Potvin’s goal is for the endowment to reach $250,000, the minimum funding required for a graduate fellowship, by 2021 to mark the 10-year anniversary of Hartz’s death. Endowed gifts, which are invested and continue to grow over time, generate a steady source of income for specified purposes. In this case, Potvin intends for the endowment to support a graduate fellowship for students studying computer structural analysis and finite elements in structural engineering.
During Potvin’s graduate studies, the field of computer structural analysis and finite element analysis was just beginning to emerge on the West Coast. Hartz acquired one of the first finite-element computer programs, called the ELAS program, from the Jet Propulsion Laboratory in California. Looking for someone with a knack for computer programs to learn how to operate it, Hartz asked Potvin to oversee installing, maintaining and updating the software.
Potvin not only learned how to use the ELAS program, he later enjoyed a 35-year career as one of ExxonMobil’s lead experts in finite-element analysis and software engineering. Shortly after joining ExxonMobil, Potvin was the first to use finite element techniques to analyze the large tubular connections that comprised the framework of the giant offshore platforms constructed for the oil discoveries in the Santa Barbara channel.
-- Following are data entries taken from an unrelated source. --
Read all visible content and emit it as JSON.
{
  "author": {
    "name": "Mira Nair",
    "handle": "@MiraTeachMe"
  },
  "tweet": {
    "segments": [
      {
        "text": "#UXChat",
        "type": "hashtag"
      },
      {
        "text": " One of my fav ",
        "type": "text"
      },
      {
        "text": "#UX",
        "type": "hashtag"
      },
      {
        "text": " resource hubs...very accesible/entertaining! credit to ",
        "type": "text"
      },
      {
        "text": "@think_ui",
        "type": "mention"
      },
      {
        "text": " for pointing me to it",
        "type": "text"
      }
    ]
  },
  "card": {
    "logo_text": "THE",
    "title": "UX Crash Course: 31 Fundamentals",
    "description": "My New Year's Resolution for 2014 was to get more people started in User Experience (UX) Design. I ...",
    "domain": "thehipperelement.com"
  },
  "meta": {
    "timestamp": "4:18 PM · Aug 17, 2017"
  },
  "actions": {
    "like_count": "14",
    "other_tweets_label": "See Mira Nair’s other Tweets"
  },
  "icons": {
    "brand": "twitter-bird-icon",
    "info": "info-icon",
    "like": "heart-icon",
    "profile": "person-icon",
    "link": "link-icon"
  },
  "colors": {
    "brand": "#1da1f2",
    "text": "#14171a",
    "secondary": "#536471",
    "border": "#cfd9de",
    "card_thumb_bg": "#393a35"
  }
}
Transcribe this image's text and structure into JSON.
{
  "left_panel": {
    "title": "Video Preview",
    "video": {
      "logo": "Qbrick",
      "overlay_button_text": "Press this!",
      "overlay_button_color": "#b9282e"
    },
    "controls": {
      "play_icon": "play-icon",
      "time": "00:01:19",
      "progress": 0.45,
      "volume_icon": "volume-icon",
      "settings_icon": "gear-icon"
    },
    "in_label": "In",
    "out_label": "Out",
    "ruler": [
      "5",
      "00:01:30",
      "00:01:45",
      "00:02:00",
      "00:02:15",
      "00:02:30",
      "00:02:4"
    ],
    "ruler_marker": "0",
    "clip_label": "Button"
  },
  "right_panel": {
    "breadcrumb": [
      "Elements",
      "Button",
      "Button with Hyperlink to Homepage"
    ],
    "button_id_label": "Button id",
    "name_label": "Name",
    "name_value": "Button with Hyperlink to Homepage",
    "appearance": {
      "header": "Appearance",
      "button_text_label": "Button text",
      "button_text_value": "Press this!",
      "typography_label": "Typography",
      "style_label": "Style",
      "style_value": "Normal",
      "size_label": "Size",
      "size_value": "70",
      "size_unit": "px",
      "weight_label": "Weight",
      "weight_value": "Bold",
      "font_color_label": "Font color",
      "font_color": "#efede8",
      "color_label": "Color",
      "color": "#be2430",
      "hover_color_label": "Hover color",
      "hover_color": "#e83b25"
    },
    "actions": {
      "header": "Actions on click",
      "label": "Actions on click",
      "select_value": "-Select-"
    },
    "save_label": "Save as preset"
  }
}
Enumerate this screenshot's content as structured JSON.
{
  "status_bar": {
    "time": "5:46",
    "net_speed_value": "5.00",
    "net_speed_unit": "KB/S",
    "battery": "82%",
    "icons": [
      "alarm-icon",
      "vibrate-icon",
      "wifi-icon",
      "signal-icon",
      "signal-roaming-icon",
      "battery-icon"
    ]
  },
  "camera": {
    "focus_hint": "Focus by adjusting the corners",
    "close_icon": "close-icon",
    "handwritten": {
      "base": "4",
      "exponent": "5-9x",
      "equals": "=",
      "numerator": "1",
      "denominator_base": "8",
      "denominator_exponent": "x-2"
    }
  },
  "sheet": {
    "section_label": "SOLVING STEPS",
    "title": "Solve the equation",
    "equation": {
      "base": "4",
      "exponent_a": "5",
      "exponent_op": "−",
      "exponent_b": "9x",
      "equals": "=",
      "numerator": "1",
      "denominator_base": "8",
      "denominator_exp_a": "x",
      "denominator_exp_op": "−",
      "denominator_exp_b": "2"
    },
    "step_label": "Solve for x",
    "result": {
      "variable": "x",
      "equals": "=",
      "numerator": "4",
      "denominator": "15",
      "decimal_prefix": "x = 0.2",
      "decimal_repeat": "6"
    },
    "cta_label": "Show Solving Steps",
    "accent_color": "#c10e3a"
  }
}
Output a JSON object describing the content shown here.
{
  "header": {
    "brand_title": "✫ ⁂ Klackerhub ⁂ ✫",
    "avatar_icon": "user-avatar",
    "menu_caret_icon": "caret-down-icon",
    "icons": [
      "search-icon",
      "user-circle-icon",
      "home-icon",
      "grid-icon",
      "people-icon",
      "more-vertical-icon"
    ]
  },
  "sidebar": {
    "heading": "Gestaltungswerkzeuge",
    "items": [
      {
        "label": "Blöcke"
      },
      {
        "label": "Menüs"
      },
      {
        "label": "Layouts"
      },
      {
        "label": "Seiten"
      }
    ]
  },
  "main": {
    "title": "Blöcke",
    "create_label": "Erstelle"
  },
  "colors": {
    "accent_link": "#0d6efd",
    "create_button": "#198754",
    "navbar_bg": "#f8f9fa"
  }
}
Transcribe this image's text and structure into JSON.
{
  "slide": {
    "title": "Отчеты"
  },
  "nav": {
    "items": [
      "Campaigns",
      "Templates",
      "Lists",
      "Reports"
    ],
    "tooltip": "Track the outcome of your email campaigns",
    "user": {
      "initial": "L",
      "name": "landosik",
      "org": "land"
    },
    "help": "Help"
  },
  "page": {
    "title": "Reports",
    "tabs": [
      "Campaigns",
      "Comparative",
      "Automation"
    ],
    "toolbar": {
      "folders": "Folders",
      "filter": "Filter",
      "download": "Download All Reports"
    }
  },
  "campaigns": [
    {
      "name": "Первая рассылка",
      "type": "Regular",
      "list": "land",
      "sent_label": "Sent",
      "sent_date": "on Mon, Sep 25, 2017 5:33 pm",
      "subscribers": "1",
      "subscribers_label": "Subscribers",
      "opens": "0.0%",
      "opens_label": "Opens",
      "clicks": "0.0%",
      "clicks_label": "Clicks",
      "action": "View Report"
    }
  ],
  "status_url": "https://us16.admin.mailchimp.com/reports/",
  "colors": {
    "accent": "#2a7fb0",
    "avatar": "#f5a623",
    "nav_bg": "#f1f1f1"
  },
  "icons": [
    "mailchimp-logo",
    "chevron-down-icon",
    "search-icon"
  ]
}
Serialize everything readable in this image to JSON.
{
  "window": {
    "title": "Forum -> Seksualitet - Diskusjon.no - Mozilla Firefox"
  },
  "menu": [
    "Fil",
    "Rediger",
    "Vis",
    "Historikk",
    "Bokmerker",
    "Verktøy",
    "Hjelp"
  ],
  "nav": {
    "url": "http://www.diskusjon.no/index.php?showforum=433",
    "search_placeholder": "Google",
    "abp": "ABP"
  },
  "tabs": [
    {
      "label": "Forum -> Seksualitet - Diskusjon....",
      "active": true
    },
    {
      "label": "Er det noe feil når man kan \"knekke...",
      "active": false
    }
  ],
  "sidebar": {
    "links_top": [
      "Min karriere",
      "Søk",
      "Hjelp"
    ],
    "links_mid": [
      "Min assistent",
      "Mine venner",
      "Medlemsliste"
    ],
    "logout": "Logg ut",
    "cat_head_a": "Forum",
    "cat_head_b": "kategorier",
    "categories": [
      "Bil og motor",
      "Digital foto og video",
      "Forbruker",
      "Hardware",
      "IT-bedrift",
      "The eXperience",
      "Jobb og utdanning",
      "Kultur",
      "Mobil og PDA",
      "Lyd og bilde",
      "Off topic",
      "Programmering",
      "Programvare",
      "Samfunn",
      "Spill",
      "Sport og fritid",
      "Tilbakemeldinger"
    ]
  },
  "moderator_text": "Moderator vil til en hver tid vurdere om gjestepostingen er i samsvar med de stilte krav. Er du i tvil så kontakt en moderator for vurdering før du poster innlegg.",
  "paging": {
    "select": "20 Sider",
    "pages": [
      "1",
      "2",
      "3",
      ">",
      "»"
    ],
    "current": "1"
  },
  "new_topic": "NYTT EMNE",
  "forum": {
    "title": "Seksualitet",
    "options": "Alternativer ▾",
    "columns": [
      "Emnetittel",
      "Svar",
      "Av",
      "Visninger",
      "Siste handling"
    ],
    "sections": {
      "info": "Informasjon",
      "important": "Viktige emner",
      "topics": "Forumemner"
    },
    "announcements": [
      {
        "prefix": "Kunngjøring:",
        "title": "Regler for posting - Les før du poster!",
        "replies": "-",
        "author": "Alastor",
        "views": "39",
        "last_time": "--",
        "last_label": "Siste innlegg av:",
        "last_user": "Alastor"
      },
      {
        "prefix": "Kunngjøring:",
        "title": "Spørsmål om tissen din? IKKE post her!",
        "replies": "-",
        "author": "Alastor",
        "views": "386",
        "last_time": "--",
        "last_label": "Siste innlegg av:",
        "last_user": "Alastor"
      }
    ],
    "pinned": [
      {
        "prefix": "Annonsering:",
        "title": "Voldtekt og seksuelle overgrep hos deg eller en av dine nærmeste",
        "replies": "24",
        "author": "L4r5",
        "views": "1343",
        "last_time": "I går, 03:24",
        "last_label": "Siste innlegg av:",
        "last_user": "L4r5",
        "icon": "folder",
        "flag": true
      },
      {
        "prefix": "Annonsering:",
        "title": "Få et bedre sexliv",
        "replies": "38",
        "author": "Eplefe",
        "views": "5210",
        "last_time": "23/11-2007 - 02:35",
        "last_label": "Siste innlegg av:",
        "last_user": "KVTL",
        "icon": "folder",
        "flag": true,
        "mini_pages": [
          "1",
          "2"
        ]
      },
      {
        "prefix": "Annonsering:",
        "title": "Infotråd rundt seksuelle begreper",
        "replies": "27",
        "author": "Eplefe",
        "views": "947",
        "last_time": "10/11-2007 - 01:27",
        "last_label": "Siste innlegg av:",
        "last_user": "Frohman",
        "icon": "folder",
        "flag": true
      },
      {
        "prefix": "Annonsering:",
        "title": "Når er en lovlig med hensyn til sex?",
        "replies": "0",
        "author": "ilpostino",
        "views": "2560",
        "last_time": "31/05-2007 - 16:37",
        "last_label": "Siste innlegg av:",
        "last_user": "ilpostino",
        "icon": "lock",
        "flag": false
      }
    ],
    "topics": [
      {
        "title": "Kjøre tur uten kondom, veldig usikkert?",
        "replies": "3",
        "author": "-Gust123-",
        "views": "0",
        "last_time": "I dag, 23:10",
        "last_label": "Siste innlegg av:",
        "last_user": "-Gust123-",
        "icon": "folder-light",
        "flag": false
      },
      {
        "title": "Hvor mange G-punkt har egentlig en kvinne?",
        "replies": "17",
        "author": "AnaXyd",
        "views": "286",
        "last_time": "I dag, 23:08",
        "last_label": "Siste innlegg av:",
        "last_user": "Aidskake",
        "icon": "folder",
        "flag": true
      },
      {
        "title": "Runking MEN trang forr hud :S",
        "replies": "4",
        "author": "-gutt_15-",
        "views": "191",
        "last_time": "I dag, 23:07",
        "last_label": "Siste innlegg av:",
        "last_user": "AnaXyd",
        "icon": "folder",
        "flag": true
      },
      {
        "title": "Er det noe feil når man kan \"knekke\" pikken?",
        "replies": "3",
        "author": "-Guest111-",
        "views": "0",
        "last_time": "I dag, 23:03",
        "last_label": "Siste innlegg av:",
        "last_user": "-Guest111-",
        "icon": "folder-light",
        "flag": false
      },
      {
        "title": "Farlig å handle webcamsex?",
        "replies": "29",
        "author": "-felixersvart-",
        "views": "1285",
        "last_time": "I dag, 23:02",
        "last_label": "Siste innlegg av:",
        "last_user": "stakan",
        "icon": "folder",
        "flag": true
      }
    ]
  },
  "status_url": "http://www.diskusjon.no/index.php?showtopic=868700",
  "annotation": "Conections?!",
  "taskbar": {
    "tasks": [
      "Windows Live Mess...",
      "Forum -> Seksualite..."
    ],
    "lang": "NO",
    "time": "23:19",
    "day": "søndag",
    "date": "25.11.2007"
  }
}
As the potential for the software spread throughout the company, Potvin’s expertise was increasingly called upon. He eventually oversaw the maintenance, development and acquisition of similar software to be employed on a wide range of company problems.
Prior to his retirement from ExxonMobil in 2003, Potvin began taking advantage of the company’s 3:1 matching program to support the CEE discretionary fund and Engineering Dean’s Fund for Excellence. Seeing first-hand the benefits of matching programs, Potvin was inspired to leverage his annual gift on an even larger scale. This ultimately led to the formation of the endowment.
“My philosophy in life is that no one achieves something all by themselves,” Potvin said. “There is a responsibility for all of us to give back.”
To mark the 10-year anniversary of Hartz’s death, Potvin’s goal is to grow the fund to $250,000 by 2021. While Potvin is contributing the majority of the funding through annual donations and matching programs, other alumni have generously contributed to the endowment and fundraising is ongoing. If you are interested in supporting the endowment, please contact Janeka Rector at 206-543-8779.
Learn to Leverage Your Gift
Potvin hopes to encourage other potential donors to explore ways to leverage their gifts. The following is a summary of how Potvin is leveraging annual donations to fund an endowment:
• Turn IRA Required Minimum Distributions Into Tax-Free Charitable Rollovers
Starting at age 70 ½, individuals must start withdrawing an annual required minimum disbursement from their IRA. Taxes must be paid on the withdrawal, unless the money is directed toward a qualified charity. By directing $5,000 of his annual required minimum distribution to the endowment, Potvin is able to avoid paying taxes on the withdrawal.
• Apply Employer Matching Gift Programs
Many employers offer educational matching grants. Potvin’s former employer, ExxonMobil, offers a 3:1 matching program. The $5,000 that Potvin withdraws from his IRA and directs to the endowment is therefore matched by $15,000 from ExxonMobil. This brings his annual gift to $20,000 per year.
• Utilize Other Matching Opportunities
Potvin leveraged the UW Endowment Matching Program, which offered 50% matching for all gifts of $100,000 or more. By committing $20,000 per year for five years to the already existing endowment, Potvin’s additional $100,000 was matched with $50,000, bringing the total to $150,000.